■ **Requirement**
Using the records below, count the lines with "Bersama" in them. Give the number only.
══ Provided records
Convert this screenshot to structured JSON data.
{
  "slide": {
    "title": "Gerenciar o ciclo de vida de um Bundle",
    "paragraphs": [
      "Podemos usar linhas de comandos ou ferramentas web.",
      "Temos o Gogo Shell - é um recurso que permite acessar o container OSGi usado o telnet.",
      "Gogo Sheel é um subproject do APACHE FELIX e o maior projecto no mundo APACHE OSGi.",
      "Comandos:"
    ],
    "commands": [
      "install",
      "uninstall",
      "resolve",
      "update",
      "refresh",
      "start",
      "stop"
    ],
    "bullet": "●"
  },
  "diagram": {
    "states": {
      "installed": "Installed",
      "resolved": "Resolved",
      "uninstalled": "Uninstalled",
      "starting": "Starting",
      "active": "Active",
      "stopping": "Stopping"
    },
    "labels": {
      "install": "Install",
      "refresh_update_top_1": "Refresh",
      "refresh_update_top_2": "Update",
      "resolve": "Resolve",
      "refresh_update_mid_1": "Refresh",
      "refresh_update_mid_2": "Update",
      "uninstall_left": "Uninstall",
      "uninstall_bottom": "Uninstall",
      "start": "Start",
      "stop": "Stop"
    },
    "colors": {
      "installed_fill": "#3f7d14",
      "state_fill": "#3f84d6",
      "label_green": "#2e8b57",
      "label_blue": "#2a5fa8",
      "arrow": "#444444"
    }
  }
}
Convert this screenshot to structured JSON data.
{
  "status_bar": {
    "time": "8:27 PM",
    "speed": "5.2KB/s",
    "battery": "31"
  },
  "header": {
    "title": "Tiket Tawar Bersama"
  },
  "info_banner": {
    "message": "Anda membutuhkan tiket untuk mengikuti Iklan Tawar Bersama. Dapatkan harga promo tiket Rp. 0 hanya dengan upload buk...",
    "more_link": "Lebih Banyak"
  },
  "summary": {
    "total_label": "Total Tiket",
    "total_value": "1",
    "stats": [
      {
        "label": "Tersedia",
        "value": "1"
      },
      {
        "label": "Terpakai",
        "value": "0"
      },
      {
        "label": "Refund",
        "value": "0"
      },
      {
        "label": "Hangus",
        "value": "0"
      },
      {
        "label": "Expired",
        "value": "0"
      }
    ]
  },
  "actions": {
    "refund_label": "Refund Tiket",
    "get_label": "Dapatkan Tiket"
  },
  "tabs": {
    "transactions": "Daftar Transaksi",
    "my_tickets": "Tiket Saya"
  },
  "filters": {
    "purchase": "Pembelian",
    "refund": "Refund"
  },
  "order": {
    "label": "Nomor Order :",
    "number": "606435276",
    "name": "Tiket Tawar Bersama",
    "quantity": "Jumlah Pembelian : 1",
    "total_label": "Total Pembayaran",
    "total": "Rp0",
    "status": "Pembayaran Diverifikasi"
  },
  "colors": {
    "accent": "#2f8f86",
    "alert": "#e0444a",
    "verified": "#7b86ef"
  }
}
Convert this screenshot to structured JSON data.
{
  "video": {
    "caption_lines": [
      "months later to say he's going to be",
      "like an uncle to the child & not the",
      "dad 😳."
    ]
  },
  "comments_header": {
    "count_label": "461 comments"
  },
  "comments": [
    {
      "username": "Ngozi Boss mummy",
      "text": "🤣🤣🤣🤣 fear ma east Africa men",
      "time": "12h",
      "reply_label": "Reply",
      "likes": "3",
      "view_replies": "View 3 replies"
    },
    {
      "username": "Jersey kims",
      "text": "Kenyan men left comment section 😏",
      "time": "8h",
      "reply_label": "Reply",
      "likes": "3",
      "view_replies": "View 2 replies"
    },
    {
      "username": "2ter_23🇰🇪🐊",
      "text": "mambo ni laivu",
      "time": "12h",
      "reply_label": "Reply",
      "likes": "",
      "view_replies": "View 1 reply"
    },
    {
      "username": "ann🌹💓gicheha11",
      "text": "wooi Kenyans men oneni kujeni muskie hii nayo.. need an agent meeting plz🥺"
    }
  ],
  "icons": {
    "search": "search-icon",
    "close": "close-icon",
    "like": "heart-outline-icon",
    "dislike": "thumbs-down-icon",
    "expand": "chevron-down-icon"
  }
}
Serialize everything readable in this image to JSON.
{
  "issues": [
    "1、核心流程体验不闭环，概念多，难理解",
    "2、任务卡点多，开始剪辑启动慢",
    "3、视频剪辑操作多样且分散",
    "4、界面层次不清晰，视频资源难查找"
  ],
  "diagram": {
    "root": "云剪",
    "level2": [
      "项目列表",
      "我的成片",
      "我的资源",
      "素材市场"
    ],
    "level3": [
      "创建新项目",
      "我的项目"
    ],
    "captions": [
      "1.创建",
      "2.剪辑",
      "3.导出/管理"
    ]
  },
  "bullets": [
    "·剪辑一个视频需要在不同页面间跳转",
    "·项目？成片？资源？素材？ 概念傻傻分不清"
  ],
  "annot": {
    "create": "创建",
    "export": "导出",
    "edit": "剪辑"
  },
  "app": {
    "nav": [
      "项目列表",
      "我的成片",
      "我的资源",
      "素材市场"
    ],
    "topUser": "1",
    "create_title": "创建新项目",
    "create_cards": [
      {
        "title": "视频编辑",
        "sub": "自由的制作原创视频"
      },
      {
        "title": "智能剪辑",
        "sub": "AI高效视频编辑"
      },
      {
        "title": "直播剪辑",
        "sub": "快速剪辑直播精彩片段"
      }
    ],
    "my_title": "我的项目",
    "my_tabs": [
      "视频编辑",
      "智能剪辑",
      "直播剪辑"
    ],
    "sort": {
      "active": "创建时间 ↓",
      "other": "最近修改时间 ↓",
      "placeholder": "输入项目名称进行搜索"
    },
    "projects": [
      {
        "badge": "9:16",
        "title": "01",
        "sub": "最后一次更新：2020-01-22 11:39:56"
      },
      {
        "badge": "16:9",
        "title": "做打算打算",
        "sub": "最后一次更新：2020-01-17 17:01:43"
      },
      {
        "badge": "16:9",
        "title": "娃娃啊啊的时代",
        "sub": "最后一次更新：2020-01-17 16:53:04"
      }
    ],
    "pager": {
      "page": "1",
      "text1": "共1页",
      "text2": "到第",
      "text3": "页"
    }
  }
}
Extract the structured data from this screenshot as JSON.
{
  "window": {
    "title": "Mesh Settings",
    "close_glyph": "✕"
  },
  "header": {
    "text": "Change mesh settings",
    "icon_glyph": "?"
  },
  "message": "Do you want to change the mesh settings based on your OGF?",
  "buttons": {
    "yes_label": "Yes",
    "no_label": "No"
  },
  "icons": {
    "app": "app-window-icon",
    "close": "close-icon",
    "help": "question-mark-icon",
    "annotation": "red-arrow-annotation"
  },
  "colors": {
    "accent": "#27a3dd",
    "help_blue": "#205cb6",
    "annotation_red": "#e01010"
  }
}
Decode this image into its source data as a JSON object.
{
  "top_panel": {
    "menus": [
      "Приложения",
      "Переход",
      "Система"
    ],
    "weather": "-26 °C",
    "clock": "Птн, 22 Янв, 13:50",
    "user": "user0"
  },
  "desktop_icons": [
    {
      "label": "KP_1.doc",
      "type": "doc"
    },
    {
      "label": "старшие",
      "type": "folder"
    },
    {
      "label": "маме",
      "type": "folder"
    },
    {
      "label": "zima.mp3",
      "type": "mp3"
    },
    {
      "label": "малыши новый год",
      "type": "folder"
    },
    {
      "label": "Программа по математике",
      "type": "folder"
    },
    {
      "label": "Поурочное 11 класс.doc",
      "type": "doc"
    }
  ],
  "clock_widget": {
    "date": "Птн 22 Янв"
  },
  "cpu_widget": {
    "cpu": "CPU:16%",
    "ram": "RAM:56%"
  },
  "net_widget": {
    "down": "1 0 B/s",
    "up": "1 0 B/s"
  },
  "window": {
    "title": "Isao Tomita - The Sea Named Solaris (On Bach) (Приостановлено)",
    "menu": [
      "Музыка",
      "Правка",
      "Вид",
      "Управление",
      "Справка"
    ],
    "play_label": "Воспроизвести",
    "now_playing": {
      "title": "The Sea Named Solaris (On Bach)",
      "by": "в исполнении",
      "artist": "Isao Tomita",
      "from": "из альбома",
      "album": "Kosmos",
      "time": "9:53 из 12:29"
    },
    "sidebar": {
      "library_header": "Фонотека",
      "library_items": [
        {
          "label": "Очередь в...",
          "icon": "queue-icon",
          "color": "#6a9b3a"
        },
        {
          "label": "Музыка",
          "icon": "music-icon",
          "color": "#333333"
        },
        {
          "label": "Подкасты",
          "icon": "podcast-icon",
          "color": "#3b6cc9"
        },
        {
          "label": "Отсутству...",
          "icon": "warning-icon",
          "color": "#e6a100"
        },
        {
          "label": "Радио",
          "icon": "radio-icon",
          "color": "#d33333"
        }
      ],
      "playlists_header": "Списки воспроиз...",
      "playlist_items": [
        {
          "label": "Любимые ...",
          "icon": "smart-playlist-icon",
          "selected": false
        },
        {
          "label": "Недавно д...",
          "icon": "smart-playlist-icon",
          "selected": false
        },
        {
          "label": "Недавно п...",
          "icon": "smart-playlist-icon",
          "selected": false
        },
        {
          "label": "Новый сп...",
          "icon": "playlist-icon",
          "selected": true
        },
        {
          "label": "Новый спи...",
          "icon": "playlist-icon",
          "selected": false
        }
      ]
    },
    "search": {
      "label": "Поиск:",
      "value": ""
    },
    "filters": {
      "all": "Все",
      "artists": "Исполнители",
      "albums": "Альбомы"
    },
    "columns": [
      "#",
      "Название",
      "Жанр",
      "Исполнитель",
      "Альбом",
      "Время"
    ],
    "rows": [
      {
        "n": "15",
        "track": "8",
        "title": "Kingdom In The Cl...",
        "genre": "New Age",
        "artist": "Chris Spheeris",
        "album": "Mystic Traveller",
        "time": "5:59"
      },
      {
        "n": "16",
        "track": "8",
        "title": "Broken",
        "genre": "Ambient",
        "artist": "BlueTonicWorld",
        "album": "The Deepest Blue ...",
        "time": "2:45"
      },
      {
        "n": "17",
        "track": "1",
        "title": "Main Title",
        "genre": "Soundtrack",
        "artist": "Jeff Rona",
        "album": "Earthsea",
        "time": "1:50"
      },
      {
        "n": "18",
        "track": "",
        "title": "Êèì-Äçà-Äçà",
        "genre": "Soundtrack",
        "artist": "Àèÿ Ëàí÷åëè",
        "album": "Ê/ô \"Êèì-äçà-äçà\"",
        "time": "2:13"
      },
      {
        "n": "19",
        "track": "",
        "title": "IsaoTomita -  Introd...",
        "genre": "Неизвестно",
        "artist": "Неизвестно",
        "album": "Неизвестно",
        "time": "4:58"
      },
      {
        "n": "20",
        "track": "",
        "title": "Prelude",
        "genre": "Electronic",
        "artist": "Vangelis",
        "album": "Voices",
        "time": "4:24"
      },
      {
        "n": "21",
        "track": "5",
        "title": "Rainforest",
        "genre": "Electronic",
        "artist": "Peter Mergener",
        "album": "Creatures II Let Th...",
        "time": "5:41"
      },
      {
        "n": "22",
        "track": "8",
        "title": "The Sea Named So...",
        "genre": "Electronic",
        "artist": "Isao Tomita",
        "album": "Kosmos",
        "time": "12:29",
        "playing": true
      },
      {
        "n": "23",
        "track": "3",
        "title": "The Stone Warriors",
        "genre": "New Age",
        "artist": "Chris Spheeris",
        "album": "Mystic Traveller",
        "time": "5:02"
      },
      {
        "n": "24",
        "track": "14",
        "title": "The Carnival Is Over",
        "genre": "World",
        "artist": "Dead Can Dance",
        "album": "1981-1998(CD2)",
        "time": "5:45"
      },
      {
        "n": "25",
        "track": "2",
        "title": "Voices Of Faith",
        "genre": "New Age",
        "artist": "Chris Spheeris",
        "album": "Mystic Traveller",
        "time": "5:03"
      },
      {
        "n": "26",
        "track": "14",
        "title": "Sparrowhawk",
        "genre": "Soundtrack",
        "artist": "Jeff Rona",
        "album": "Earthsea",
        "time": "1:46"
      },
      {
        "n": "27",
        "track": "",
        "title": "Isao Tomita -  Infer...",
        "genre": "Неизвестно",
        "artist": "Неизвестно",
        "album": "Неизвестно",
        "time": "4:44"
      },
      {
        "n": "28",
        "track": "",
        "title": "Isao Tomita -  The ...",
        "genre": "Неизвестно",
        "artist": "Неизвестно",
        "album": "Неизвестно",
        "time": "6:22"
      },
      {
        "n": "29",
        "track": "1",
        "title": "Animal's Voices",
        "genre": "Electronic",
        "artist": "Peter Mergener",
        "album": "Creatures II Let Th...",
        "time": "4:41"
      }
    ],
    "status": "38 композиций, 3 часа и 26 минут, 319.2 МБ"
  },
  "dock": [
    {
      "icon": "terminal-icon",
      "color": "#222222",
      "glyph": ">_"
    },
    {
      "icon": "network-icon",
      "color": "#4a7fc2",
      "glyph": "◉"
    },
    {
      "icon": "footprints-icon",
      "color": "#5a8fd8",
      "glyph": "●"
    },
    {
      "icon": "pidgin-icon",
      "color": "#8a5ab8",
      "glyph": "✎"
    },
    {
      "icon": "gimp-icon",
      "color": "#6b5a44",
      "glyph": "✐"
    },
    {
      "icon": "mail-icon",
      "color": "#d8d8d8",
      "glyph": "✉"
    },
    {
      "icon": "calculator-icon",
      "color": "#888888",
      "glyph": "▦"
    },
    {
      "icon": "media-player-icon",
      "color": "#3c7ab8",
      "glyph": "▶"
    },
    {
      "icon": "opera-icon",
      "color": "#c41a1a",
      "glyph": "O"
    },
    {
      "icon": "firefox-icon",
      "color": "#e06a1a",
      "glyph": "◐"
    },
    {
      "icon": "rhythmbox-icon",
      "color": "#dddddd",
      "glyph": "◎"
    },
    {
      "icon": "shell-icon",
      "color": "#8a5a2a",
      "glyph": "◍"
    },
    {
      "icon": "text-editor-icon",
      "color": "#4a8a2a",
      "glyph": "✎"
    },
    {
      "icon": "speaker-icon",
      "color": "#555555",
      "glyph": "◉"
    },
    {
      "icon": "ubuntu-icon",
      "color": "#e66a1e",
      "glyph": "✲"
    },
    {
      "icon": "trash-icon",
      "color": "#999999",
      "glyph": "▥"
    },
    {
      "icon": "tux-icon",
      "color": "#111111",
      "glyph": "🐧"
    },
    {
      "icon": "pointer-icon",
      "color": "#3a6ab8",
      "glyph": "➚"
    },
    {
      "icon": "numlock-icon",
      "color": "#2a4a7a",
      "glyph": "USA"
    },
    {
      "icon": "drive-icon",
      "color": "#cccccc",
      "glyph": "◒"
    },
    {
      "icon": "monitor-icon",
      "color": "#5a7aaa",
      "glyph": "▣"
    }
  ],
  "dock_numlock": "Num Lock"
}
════
■ **Expected answer**
3